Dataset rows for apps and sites
<<<<

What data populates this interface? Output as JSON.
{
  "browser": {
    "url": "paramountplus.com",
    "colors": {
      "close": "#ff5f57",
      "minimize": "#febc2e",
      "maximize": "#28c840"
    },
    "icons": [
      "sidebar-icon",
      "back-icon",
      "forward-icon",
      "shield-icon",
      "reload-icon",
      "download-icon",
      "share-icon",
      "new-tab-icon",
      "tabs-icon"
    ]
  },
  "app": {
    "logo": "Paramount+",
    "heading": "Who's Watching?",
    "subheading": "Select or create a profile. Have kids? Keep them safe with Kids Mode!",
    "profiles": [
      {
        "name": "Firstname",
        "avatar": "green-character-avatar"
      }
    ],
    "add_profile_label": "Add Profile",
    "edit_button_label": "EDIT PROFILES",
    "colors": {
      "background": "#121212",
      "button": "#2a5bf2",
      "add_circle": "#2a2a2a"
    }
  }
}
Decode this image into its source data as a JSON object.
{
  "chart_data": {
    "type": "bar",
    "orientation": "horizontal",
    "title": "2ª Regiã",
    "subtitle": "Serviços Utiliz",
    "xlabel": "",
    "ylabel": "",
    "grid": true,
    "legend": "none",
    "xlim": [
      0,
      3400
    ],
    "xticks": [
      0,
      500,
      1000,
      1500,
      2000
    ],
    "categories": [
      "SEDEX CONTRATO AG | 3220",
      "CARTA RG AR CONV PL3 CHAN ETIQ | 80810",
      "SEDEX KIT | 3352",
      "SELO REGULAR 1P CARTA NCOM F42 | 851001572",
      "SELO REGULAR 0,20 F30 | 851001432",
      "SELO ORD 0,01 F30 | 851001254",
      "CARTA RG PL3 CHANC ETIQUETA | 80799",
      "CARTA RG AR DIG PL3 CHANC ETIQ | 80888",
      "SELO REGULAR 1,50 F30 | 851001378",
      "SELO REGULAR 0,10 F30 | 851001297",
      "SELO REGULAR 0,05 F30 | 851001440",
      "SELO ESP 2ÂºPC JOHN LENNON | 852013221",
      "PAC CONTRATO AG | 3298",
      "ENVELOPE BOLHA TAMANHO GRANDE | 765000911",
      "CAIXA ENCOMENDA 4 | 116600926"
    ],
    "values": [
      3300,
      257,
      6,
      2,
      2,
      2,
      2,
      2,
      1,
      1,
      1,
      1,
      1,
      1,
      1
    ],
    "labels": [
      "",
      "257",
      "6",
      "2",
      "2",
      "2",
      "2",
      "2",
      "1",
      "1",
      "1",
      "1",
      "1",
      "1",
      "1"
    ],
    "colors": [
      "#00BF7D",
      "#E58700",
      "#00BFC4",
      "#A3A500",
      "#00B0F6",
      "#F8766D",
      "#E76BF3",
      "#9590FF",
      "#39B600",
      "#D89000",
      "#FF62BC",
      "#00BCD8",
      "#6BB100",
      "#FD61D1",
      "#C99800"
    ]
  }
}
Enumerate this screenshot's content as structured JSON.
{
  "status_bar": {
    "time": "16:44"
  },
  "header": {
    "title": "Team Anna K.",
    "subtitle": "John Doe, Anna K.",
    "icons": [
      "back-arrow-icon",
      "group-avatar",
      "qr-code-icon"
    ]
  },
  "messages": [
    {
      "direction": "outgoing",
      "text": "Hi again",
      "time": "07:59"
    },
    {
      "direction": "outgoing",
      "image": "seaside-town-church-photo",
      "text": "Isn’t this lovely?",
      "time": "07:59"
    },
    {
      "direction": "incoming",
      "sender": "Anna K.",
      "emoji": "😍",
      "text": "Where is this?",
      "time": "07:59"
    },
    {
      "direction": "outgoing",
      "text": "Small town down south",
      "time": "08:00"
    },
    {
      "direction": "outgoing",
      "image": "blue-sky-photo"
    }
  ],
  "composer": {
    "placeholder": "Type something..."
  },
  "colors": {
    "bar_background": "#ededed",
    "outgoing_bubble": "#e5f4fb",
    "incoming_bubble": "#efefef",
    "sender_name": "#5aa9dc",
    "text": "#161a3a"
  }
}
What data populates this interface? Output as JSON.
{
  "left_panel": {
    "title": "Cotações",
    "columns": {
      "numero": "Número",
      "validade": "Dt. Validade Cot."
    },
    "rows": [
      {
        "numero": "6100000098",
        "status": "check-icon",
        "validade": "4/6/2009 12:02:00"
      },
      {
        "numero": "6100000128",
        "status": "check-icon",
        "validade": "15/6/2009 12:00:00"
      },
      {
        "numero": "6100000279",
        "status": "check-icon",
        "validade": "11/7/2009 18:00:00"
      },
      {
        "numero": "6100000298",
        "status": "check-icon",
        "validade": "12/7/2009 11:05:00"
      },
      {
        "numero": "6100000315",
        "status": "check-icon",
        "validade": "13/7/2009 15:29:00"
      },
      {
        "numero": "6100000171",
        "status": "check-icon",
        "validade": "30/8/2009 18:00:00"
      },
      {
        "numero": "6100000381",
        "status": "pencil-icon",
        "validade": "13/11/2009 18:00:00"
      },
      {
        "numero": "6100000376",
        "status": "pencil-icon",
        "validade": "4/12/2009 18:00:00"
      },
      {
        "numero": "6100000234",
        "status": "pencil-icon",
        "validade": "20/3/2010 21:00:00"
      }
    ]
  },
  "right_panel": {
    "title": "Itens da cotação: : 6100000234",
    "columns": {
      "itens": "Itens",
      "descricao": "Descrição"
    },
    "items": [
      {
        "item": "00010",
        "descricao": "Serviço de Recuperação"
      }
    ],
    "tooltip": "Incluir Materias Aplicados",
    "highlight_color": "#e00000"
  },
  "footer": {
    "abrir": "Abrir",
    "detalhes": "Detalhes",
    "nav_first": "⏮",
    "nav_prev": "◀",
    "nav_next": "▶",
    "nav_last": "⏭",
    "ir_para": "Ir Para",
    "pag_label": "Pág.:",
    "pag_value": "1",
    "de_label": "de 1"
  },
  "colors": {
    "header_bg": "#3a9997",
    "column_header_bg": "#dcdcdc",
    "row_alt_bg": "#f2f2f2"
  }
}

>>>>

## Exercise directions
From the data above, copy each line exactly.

## Result of this exercise
What data populates this interface? Output as JSON.
{
  "browser": {
    "url": "paramountplus.com",
    "colors": {
      "close": "#ff5f57",
      "minimize": "#febc2e",
      "maximize": "#28c840"
    },
    "icons": [
      "sidebar-icon",
      "back-icon",
      "forward-icon",
      "shield-icon",
      "reload-icon",
      "download-icon",
      "share-icon",
      "new-tab-icon",
      "tabs-icon"
    ]
  },
  "app": {
    "logo": "Paramount+",
    "heading": "Who's Watching?",
    "subheading": "Select or create a profile. Have kids? Keep them safe with Kids Mode!",
    "profiles": [
      {
        "name": "Firstname",
        "avatar": "green-character-avatar"
      }
    ],
    "add_profile_label": "Add Profile",
    "edit_button_label": "EDIT PROFILES",
    "colors": {
      "background": "#121212",
      "button": "#2a5bf2",
      "add_circle": "#2a2a2a"
    }
  }
}
Decode this image into its source data as a JSON object.
{
  "chart_data": {
    "type": "bar",
    "orientation": "horizontal",
    "title": "2ª Regiã",
    "subtitle": "Serviços Utiliz",
    "xlabel": "",
    "ylabel": "",
    "grid": true,
    "legend": "none",
    "xlim": [
      0,
      3400
    ],
    "xticks": [
      0,
      500,
      1000,
      1500,
      2000
    ],
    "categories": [
      "SEDEX CONTRATO AG | 3220",
      "CARTA RG AR CONV PL3 CHAN ETIQ | 80810",
      "SEDEX KIT | 3352",
      "SELO REGULAR 1P CARTA NCOM F42 | 851001572",
      "SELO REGULAR 0,20 F30 | 851001432",
      "SELO ORD 0,01 F30 | 851001254",
      "CARTA RG PL3 CHANC ETIQUETA | 80799",
      "CARTA RG AR DIG PL3 CHANC ETIQ | 80888",
      "SELO REGULAR 1,50 F30 | 851001378",
      "SELO REGULAR 0,10 F30 | 851001297",
      "SELO REGULAR 0,05 F30 | 851001440",
      "SELO ESP 2ÂºPC JOHN LENNON | 852013221",
      "PAC CONTRATO AG | 3298",
      "ENVELOPE BOLHA TAMANHO GRANDE | 765000911",
      "CAIXA ENCOMENDA 4 | 116600926"
    ],
    "values": [
      3300,
      257,
      6,
      2,
      2,
      2,
      2,
      2,
      1,
      1,
      1,
      1,
      1,
      1,
      1
    ],
    "labels": [
      "",
      "257",
      "6",
      "2",
      "2",
      "2",
      "2",
      "2",
      "1",
      "1",
      "1",
      "1",
      "1",
      "1",
      "1"
    ],
    "colors": [
      "#00BF7D",
      "#E58700",
      "#00BFC4",
      "#A3A500",
      "#00B0F6",
      "#F8766D",
      "#E76BF3",
      "#9590FF",
      "#39B600",
      "#D89000",
      "#FF62BC",
      "#00BCD8",
      "#6BB100",
      "#FD61D1",
      "#C99800"
    ]
  }
}
Enumerate this screenshot's content as structured JSON.
{
  "status_bar": {
    "time": "16:44"
  },
  "header": {
    "title": "Team Anna K.",
    "subtitle": "John Doe, Anna K.",
    "icons": [
      "back-arrow-icon",
      "group-avatar",
      "qr-code-icon"
    ]
  },
  "messages": [
    {
      "direction": "outgoing",
      "text": "Hi again",
      "time": "07:59"
    },
    {
      "direction": "outgoing",
      "image": "seaside-town-church-photo",
      "text": "Isn’t this lovely?",
      "time": "07:59"
    },
    {
      "direction": "incoming",
      "sender": "Anna K.",
      "emoji": "😍",
      "text": "Where is this?",
      "time": "07:59"
    },
    {
      "direction": "outgoing",
      "text": "Small town down south",
      "time": "08:00"
    },
    {
      "direction": "outgoing",
      "image": "blue-sky-photo"
    }
  ],
  "composer": {
    "placeholder": "Type something..."
  },
  "colors": {
    "bar_background": "#ededed",
    "outgoing_bubble": "#e5f4fb",
    "incoming_bubble": "#efefef",
    "sender_name": "#5aa9dc",
    "text": "#161a3a"
  }
}
What data populates this interface? Output as JSON.
{
  "left_panel": {
    "title": "Cotações",
    "columns": {
      "numero": "Número",
      "validade": "Dt. Validade Cot."
    },
    "rows": [
      {
        "numero": "6100000098",
        "status": "check-icon",
        "validade": "4/6/2009 12:02:00"
      },
      {
        "numero": "6100000128",
        "status": "check-icon",
        "validade": "15/6/2009 12:00:00"
      },
      {
        "numero": "6100000279",
        "status": "check-icon",
        "validade": "11/7/2009 18:00:00"
      },
      {
        "numero": "6100000298",
        "status": "check-icon",
        "validade": "12/7/2009 11:05:00"
      },
      {
        "numero": "6100000315",
        "status": "check-icon",
        "validade": "13/7/2009 15:29:00"
      },
      {
        "numero": "6100000171",
        "status": "check-icon",
        "validade": "30/8/2009 18:00:00"
      },
      {
        "numero": "6100000381",
        "status": "pencil-icon",
        "validade": "13/11/2009 18:00:00"
      },
      {
        "numero": "6100000376",
        "status": "pencil-icon",
        "validade": "4/12/2009 18:00:00"
      },
      {
        "numero": "6100000234",
        "status": "pencil-icon",
        "validade": "20/3/2010 21:00:00"
      }
    ]
  },
  "right_panel": {
    "title": "Itens da cotação: : 6100000234",
    "columns": {
      "itens": "Itens",
      "descricao": "Descrição"
    },
    "items": [
      {
        "item": "00010",
        "descricao": "Serviço de Recuperação"
      }
    ],
    "tooltip": "Incluir Materias Aplicados",
    "highlight_color": "#e00000"
  },
  "footer": {
    "abrir": "Abrir",
    "detalhes": "Detalhes",
    "nav_first": "⏮",
    "nav_prev": "◀",
    "nav_next": "▶",
    "nav_last": "⏭",
    "ir_para": "Ir Para",
    "pag_label": "Pág.:",
    "pag_value": "1",
    "de_label": "de 1"
  },
  "colors": {
    "header_bg": "#3a9997",
    "column_header_bg": "#dcdcdc",
    "row_alt_bg": "#f2f2f2"
  }
}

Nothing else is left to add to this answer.